▶ [ASSIGNMENT] The answer must be every line from the listing that holds the string "scarf".

▶ [MATERIAL PROVIDED]
+++++
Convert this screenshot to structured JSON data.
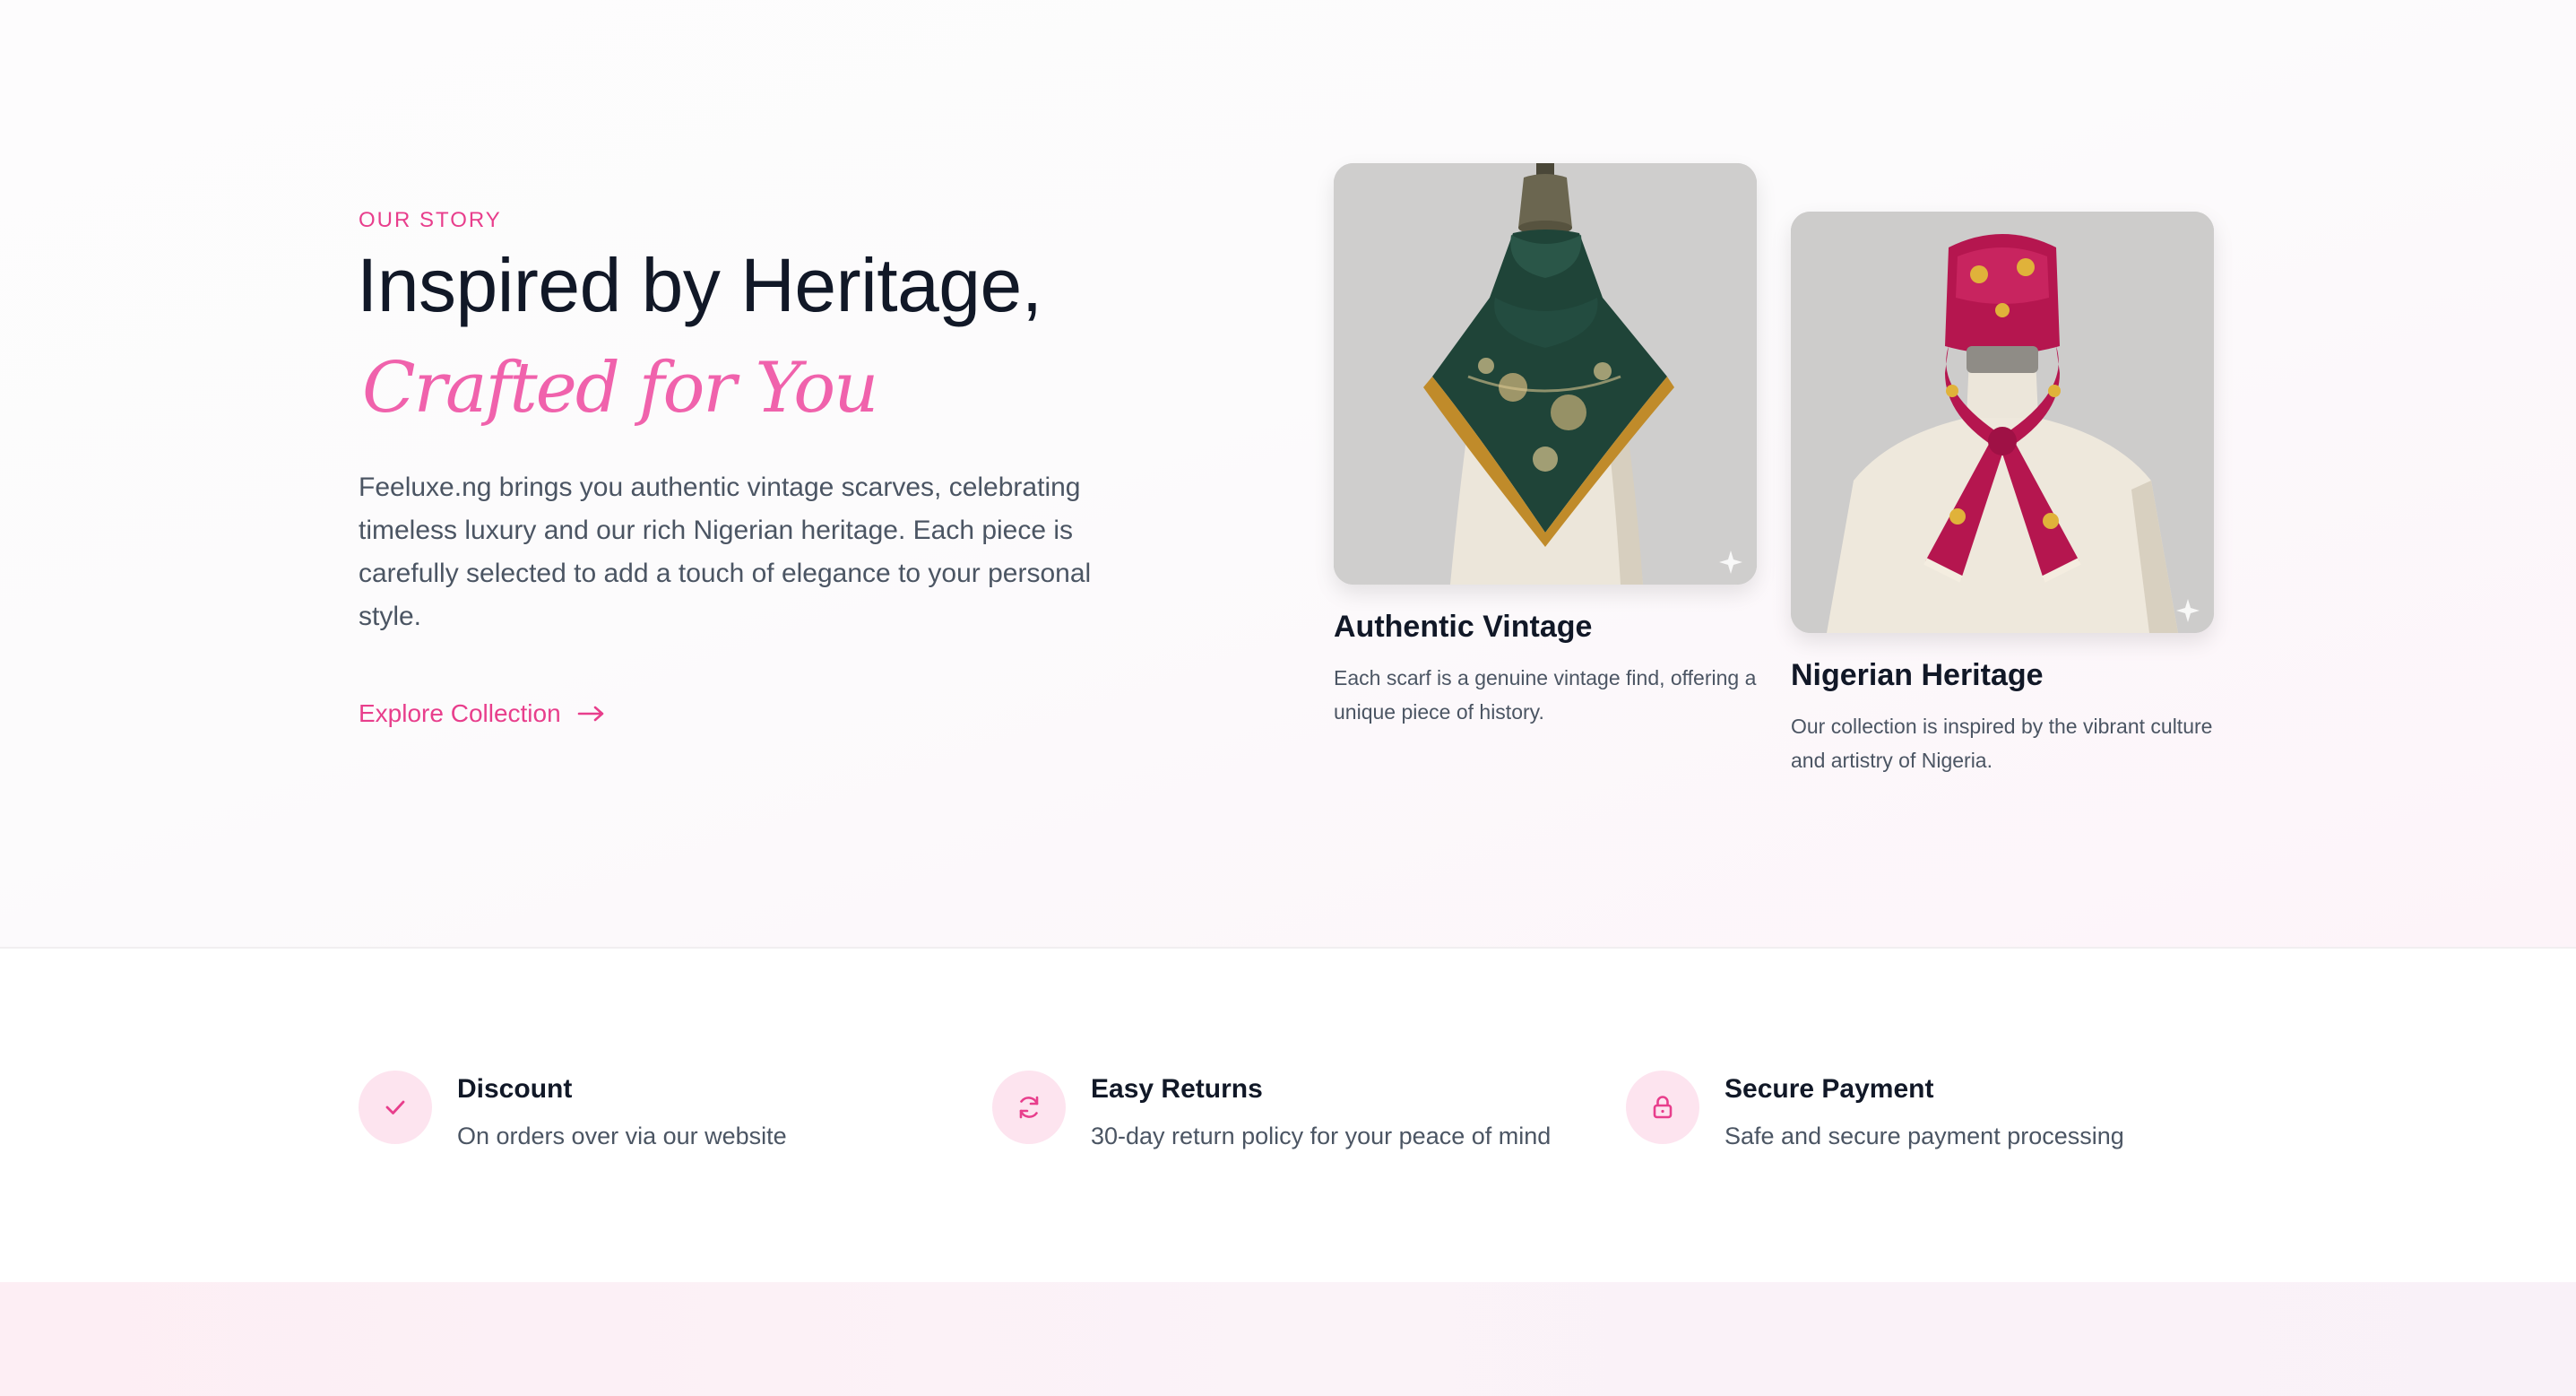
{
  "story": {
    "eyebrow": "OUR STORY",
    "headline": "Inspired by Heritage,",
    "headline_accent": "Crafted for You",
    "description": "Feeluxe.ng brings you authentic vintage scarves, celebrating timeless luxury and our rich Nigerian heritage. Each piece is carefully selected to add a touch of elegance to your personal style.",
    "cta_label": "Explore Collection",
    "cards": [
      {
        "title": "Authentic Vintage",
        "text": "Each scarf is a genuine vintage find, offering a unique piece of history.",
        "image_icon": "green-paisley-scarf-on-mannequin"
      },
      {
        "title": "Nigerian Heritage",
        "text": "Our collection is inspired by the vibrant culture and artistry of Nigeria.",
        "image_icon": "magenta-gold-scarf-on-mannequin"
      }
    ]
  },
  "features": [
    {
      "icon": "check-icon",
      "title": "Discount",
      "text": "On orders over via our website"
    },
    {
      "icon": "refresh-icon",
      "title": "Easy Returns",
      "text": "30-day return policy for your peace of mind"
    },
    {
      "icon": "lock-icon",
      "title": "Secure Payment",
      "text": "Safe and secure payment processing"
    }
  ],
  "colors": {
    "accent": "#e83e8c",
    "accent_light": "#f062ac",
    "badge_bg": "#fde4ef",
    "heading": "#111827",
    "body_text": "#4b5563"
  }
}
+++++
▶ [RESPONSE TO THE EXERCISE]
        "text": "Each scarf is a genuine vintage find, offering a unique piece of history.",
        "image_icon": "green-paisley-scarf-on-mannequin"
        "image_icon": "magenta-gold-scarf-on-mannequin"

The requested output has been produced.